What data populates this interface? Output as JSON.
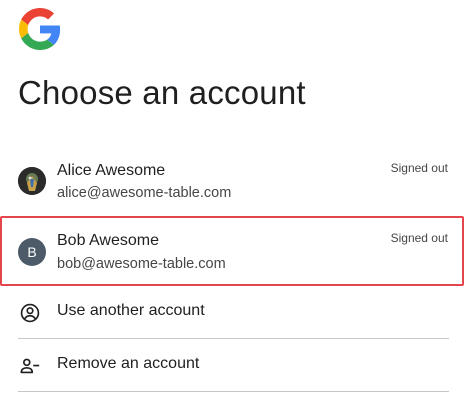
{
  "logo": {
    "icon": "google-g-logo"
  },
  "heading": {
    "title": "Choose an account"
  },
  "accounts": [
    {
      "name": "Alice Awesome",
      "email": "alice@awesome-table.com",
      "status": "Signed out",
      "avatar": {
        "type": "photo",
        "icon": "avatar-photo"
      }
    },
    {
      "name": "Bob Awesome",
      "email": "bob@awesome-table.com",
      "status": "Signed out",
      "avatar": {
        "type": "initial",
        "initial": "B",
        "color": "#4d5b68"
      }
    }
  ],
  "actions": {
    "use_another": {
      "label": "Use another account",
      "icon": "account-circle-icon"
    },
    "remove": {
      "label": "Remove an account",
      "icon": "person-remove-icon"
    }
  },
  "colors": {
    "highlight_border": "#e3474d",
    "google_blue": "#4285F4",
    "google_red": "#EA4335",
    "google_yellow": "#FBBC05",
    "google_green": "#34A853"
  }
}
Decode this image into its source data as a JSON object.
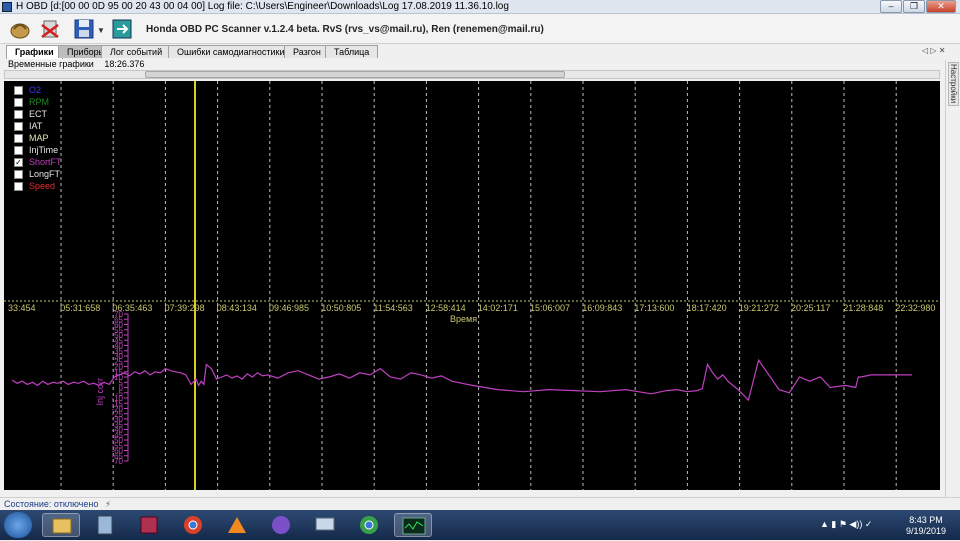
{
  "window": {
    "title": "H OBD [d:[00 00 0D 95 00 20 43 00 04 00] Log file: C:\\Users\\Engineer\\Downloads\\Log 17.08.2019 11.36.10.log",
    "controls": [
      "–",
      "❐",
      "✕"
    ]
  },
  "toolbar": {
    "app_title": "Honda OBD PC Scanner v.1.2.4 beta. RvS (rvs_vs@mail.ru), Ren (renemen@mail.ru)",
    "icons": [
      "connect-icon",
      "disconnect-icon",
      "save-icon",
      "dropdown-icon",
      "export-icon"
    ]
  },
  "tabs": [
    {
      "label": "Графики",
      "active": true
    },
    {
      "label": "Приборы",
      "active": false
    },
    {
      "label": "Лог событий",
      "active": false
    },
    {
      "label": "Ошибки самодиагностики",
      "active": false
    },
    {
      "label": "Разгон",
      "active": false
    },
    {
      "label": "Таблица",
      "active": false
    }
  ],
  "tab_nav": "◁ ▷ ✕",
  "subheader": {
    "label": "Временные графики",
    "time": "18:26.376"
  },
  "side_panel": {
    "label": "Настройки"
  },
  "legend": [
    {
      "label": "O2",
      "checked": false,
      "color": "#3a3aff"
    },
    {
      "label": "RPM",
      "checked": false,
      "color": "#1e8a1e"
    },
    {
      "label": "ECT",
      "checked": false,
      "color": "#e6e6e6"
    },
    {
      "label": "IAT",
      "checked": false,
      "color": "#e6e6e6"
    },
    {
      "label": "MAP",
      "checked": false,
      "color": "#e6e6b4"
    },
    {
      "label": "InjTime",
      "checked": false,
      "color": "#e6e6e6"
    },
    {
      "label": "ShortFT",
      "checked": true,
      "color": "#c040c0"
    },
    {
      "label": "LongFT",
      "checked": false,
      "color": "#e6e6e6"
    },
    {
      "label": "Speed",
      "checked": false,
      "color": "#e03030"
    }
  ],
  "chart_data": {
    "type": "line",
    "xlabel": "Время",
    "ylabel": "Inj corr",
    "x_ticks": [
      "33:454",
      "05:31:658",
      "06:35:463",
      "07:39:298",
      "08:43:134",
      "09:46:985",
      "10:50:805",
      "11:54:563",
      "12:58:414",
      "14:02:171",
      "15:06:007",
      "16:09:843",
      "17:13:600",
      "18:17:420",
      "19:21:272",
      "20:25:117",
      "21:28:848",
      "22:32:980"
    ],
    "y_ticks": [
      70,
      65,
      60,
      55,
      50,
      45,
      40,
      35,
      30,
      25,
      20,
      15,
      10,
      5,
      0,
      -5,
      -10,
      -15,
      -20,
      -25,
      -30,
      -35,
      -40,
      -45,
      -50,
      -55,
      -60,
      -65,
      -70
    ],
    "y_tick_labels": [
      "70",
      "65",
      "60",
      "55",
      "50",
      "45",
      "40",
      "35",
      "30",
      "25",
      "20",
      "15",
      "10",
      "5",
      "0",
      "-5",
      "-10",
      "-15",
      "-20",
      "-25",
      "-30",
      "-35",
      "-40",
      "-45",
      "-50",
      "-55",
      "-60",
      "-65",
      "-70"
    ],
    "ylim": [
      -70,
      70
    ],
    "xlim": [
      0,
      17.6
    ],
    "grid": "vertical dashed",
    "series": [
      {
        "name": "ShortFT",
        "color": "#c040c0",
        "x": [
          0,
          0.1,
          0.2,
          0.3,
          0.4,
          0.5,
          0.6,
          0.7,
          0.8,
          0.9,
          1.0,
          1.1,
          1.2,
          1.3,
          1.4,
          1.5,
          1.6,
          1.7,
          1.8,
          1.9,
          2.0,
          2.1,
          2.2,
          2.3,
          2.4,
          2.5,
          2.6,
          2.7,
          2.8,
          2.9,
          3.0,
          3.1,
          3.2,
          3.3,
          3.4,
          3.5,
          3.6,
          3.65,
          3.7,
          3.75,
          3.8,
          3.9,
          4.0,
          4.1,
          4.2,
          4.3,
          4.4,
          4.5,
          4.6,
          4.7,
          4.8,
          4.9,
          5.0,
          5.2,
          5.4,
          5.6,
          5.8,
          6.0,
          6.2,
          6.4,
          6.6,
          6.8,
          7.0,
          7.2,
          7.4,
          7.6,
          7.8,
          8.0,
          8.2,
          8.4,
          8.6,
          8.8,
          9.0,
          9.5,
          10.0,
          10.5,
          11.0,
          11.5,
          12.0,
          12.5,
          12.8,
          13.0,
          13.2,
          13.4,
          13.5,
          13.6,
          13.7,
          13.8,
          13.9,
          14.0,
          14.2,
          14.4,
          14.6,
          14.8,
          15.0,
          15.2,
          15.4,
          15.6,
          15.8,
          15.85,
          16.0,
          16.3,
          16.5,
          16.55,
          16.6,
          16.8,
          17.0,
          17.6
        ],
        "values": [
          7,
          4,
          6,
          3,
          5,
          2,
          6,
          3,
          5,
          4,
          6,
          3,
          5,
          4,
          6,
          3,
          4,
          2,
          5,
          3,
          10,
          12,
          14,
          11,
          15,
          13,
          16,
          12,
          15,
          14,
          18,
          16,
          15,
          14,
          12,
          3,
          8,
          2,
          6,
          3,
          22,
          18,
          8,
          10,
          12,
          9,
          11,
          8,
          13,
          10,
          14,
          11,
          12,
          9,
          14,
          16,
          12,
          8,
          10,
          13,
          9,
          14,
          12,
          18,
          10,
          8,
          14,
          12,
          9,
          11,
          6,
          4,
          2,
          -2,
          -4,
          -2,
          -3,
          -4,
          -2,
          -6,
          -3,
          -2,
          -4,
          -3,
          -1,
          22,
          14,
          8,
          12,
          6,
          -2,
          -12,
          26,
          12,
          -2,
          -5,
          10,
          6,
          10,
          8,
          0,
          2,
          0,
          10,
          10,
          12,
          12,
          12
        ]
      }
    ]
  },
  "statusbar": {
    "state": "Состояние: отключено"
  },
  "taskbar": {
    "apps": [
      "start-button",
      "explorer-icon",
      "calculator-icon",
      "winrar-icon",
      "chrome-icon",
      "avast-icon",
      "viber-icon",
      "network-icon",
      "chrome-icon-2",
      "obd-scanner-icon"
    ],
    "clock_time": "8:43 PM",
    "clock_date": "9/19/2019"
  }
}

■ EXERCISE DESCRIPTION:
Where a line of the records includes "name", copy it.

■ TASK ANSWER:
      "name": "Alice Awesome",
      "name": "Bob Awesome",
        "name": "ShortFT",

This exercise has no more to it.